> [Exercise requirements]: Look through the records below, and copy out every line that holds the string "this".

------------------------------------------------------------

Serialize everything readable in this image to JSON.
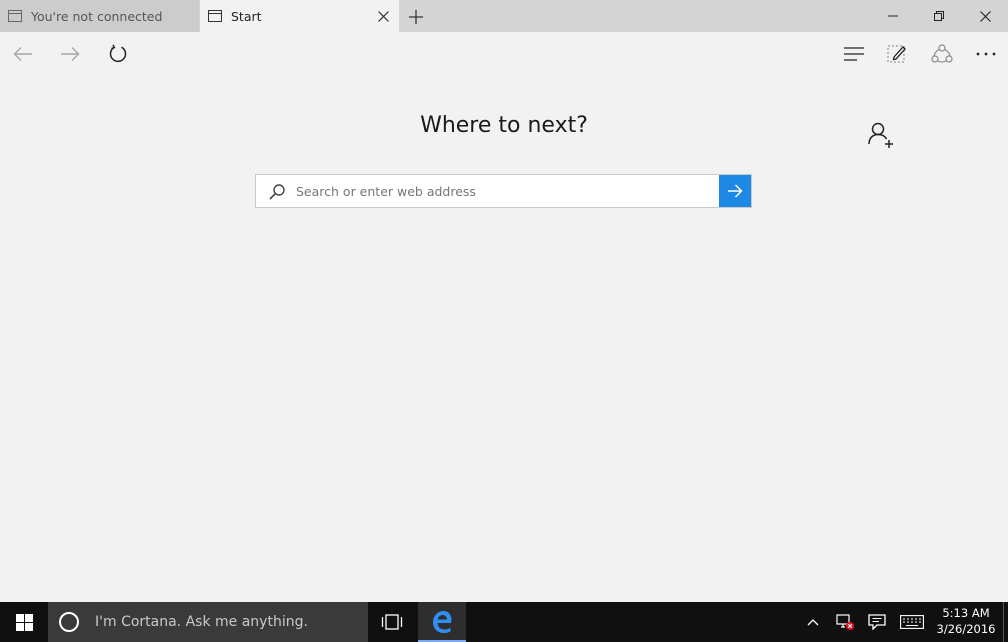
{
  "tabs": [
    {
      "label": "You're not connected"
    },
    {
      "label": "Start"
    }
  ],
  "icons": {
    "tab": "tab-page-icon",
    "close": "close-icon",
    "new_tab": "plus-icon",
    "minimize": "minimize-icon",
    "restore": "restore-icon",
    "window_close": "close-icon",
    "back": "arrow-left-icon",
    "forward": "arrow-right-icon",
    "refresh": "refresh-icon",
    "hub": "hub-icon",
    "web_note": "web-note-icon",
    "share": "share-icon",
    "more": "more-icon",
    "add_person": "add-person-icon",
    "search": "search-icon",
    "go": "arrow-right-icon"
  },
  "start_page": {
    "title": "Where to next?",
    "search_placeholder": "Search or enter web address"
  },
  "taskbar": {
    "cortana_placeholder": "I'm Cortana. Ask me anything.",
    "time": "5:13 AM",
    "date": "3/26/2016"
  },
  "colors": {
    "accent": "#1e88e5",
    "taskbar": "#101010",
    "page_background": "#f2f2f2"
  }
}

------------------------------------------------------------

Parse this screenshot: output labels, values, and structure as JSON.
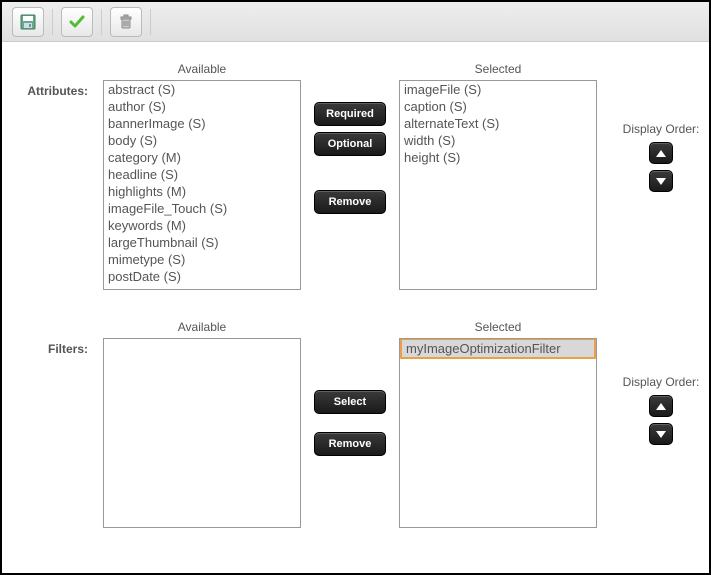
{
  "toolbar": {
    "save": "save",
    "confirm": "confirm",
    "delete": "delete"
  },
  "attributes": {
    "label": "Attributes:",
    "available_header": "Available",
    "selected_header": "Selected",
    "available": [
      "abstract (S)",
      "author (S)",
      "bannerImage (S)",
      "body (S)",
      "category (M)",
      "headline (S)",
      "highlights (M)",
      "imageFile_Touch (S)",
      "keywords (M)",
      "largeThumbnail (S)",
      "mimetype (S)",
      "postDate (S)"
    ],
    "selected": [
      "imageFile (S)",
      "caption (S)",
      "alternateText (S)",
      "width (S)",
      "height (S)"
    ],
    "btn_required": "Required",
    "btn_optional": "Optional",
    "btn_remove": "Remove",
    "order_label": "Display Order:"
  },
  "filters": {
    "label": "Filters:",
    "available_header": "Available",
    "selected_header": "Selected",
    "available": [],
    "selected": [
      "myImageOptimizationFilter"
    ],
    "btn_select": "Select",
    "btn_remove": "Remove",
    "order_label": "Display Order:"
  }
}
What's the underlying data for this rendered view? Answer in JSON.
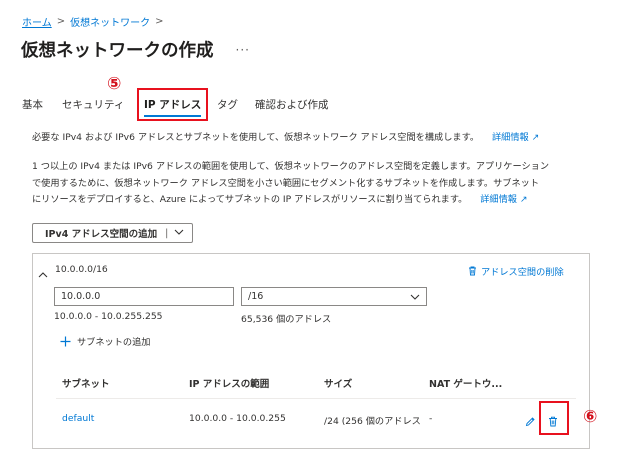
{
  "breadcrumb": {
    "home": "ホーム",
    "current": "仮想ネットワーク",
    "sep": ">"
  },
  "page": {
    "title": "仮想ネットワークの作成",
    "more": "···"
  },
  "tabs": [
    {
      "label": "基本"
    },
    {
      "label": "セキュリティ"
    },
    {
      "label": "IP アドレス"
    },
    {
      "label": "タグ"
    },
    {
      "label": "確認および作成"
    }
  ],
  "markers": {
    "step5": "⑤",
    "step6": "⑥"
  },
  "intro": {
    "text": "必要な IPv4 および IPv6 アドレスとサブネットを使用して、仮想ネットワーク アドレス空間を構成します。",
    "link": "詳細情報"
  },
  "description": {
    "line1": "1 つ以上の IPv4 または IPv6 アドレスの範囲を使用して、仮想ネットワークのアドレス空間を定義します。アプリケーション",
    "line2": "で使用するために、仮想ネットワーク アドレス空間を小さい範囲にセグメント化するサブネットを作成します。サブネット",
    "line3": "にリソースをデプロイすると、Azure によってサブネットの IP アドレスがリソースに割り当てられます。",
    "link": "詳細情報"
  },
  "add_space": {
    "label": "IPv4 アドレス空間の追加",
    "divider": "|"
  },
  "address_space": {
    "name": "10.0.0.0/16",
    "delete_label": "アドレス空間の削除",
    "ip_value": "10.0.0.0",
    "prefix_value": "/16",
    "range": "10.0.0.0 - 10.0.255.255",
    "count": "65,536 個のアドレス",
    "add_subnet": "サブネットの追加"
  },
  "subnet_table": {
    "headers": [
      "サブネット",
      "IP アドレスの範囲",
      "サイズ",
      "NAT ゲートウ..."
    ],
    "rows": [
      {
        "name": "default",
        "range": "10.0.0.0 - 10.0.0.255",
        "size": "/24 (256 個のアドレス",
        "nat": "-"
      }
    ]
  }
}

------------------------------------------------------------

> [Response]:
Serialize everything readable in this image to JSON.
Parse this screenshot: output labels, values, and structure as JSON.
What's the underlying data for this rendered view? Answer in JSON.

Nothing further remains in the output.